EXERCISE DATA:
- Opening Delimiter -
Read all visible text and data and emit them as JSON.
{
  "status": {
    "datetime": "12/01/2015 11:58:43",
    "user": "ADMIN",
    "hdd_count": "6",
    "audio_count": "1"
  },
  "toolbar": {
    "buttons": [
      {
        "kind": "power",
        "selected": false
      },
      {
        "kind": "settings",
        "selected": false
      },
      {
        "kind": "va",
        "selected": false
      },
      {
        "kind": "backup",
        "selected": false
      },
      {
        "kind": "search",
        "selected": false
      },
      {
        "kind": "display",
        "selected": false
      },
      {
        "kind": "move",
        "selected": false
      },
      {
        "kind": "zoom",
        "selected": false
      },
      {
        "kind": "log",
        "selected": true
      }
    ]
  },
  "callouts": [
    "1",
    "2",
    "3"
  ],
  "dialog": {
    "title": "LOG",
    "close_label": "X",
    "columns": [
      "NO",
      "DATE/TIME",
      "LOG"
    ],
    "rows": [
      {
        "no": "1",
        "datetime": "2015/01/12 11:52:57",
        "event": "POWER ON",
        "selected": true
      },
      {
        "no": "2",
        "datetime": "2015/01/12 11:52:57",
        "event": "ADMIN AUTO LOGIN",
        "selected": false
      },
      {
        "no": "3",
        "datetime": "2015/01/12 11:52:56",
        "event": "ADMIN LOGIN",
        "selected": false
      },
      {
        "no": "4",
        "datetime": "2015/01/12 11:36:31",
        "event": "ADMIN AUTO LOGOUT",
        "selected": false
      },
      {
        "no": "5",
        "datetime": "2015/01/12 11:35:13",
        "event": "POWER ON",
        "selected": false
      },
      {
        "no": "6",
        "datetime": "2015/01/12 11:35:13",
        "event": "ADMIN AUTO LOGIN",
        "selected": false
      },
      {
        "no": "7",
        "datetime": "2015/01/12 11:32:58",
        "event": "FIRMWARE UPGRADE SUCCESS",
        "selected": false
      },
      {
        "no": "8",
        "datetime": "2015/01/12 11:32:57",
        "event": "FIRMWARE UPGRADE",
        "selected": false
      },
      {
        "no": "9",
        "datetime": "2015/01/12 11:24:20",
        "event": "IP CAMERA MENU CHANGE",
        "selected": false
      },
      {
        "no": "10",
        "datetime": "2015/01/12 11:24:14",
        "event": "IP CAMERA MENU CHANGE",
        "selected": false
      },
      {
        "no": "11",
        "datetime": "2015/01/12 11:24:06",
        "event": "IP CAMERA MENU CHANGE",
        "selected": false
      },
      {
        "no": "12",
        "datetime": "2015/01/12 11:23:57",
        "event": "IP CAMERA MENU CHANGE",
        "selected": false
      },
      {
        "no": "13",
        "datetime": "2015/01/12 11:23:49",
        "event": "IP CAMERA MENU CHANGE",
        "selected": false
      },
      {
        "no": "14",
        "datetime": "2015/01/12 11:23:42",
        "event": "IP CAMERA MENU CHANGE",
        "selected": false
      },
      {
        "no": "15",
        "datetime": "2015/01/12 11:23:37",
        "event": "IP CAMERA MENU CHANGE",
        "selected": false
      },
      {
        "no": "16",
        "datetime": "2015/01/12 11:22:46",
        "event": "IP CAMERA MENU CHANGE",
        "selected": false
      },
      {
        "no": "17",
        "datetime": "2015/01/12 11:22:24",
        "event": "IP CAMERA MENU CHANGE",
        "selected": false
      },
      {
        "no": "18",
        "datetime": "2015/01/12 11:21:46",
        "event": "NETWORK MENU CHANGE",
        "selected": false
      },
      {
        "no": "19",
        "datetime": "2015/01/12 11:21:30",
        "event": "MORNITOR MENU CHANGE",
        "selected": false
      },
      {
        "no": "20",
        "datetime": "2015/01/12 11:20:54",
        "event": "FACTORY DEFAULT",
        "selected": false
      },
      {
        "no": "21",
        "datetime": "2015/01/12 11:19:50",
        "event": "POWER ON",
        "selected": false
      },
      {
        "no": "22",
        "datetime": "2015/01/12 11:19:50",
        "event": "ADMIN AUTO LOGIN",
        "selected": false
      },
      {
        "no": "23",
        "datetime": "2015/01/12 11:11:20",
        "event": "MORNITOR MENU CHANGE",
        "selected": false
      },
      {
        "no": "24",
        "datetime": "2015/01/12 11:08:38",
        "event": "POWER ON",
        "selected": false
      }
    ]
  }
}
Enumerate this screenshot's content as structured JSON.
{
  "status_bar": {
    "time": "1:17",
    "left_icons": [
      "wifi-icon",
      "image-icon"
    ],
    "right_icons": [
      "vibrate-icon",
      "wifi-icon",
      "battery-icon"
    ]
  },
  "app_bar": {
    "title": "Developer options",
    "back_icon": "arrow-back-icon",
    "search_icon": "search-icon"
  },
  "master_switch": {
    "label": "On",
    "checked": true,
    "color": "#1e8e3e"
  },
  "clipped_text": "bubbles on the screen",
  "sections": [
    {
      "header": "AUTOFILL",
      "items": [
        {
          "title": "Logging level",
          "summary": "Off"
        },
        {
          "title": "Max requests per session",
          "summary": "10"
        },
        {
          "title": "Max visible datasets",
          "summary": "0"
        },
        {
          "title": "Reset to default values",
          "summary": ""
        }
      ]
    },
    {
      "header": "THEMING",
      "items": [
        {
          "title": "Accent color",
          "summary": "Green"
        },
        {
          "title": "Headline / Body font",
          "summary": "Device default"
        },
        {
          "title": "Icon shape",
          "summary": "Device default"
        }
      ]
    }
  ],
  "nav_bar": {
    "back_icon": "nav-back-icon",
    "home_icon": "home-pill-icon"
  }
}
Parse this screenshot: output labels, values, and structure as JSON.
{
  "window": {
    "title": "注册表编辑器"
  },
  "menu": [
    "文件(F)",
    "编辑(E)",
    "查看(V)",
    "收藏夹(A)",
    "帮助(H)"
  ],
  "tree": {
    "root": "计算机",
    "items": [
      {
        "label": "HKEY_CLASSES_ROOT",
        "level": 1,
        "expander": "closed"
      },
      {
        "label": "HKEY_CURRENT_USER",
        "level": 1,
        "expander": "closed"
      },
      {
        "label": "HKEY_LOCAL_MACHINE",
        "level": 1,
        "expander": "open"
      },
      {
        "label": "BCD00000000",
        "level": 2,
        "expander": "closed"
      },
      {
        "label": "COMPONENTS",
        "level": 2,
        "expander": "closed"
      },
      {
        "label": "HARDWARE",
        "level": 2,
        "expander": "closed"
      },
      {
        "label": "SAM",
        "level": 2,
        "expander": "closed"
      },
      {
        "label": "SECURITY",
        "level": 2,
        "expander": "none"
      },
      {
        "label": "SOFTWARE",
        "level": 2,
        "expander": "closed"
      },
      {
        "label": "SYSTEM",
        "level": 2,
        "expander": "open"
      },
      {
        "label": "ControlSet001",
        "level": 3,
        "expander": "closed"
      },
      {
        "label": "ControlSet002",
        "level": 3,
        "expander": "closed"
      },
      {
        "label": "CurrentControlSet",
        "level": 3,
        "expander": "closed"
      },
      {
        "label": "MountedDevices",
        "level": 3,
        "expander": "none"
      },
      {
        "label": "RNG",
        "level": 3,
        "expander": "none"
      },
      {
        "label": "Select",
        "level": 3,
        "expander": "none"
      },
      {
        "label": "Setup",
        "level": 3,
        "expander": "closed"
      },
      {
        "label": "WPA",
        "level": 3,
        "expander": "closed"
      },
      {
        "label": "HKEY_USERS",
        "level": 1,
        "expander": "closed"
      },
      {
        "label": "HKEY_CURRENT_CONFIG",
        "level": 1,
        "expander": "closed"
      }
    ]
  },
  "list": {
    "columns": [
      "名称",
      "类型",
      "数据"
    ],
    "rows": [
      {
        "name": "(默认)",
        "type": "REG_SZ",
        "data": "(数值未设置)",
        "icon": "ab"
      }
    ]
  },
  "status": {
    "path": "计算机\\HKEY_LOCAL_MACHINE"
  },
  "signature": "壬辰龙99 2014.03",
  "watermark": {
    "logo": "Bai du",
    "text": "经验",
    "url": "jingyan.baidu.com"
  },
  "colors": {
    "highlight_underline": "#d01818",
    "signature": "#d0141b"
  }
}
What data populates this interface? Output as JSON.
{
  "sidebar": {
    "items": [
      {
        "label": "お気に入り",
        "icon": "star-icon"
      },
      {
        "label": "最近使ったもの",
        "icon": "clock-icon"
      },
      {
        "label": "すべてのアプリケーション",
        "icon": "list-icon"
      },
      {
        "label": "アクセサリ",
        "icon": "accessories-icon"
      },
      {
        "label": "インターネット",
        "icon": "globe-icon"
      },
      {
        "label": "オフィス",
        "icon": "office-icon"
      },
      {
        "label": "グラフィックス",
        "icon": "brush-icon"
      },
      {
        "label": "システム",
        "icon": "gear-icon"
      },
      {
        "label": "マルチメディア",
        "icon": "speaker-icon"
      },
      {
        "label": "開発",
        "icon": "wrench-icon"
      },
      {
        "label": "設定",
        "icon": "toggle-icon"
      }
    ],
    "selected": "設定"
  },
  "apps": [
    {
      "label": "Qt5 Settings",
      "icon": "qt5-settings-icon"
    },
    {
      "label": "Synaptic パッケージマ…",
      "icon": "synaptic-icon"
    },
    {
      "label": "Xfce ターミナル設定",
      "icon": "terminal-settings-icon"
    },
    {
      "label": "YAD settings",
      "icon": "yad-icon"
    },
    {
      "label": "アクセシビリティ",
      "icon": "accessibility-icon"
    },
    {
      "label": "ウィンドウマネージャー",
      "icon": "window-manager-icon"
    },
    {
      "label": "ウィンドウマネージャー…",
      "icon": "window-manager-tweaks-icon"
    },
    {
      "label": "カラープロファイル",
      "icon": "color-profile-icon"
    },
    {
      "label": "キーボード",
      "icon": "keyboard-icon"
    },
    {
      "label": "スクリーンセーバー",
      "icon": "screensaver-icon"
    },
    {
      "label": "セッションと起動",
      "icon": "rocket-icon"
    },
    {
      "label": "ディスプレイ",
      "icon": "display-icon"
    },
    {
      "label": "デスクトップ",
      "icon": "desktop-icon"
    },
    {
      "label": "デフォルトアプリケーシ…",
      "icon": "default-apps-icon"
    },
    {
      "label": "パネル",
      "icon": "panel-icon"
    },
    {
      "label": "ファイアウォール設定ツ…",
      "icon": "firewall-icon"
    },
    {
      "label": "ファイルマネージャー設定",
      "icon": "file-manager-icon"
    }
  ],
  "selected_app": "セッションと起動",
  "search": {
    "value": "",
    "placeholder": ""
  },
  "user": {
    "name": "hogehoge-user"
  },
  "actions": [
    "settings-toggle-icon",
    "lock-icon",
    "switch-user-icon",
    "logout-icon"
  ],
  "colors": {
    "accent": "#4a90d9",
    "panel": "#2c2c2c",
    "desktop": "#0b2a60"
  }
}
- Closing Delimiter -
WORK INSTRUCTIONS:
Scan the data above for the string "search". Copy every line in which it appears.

OUTPUT OF THE EXERCISE:
        "kind": "search",
    "search_icon": "search-icon"
  "search": {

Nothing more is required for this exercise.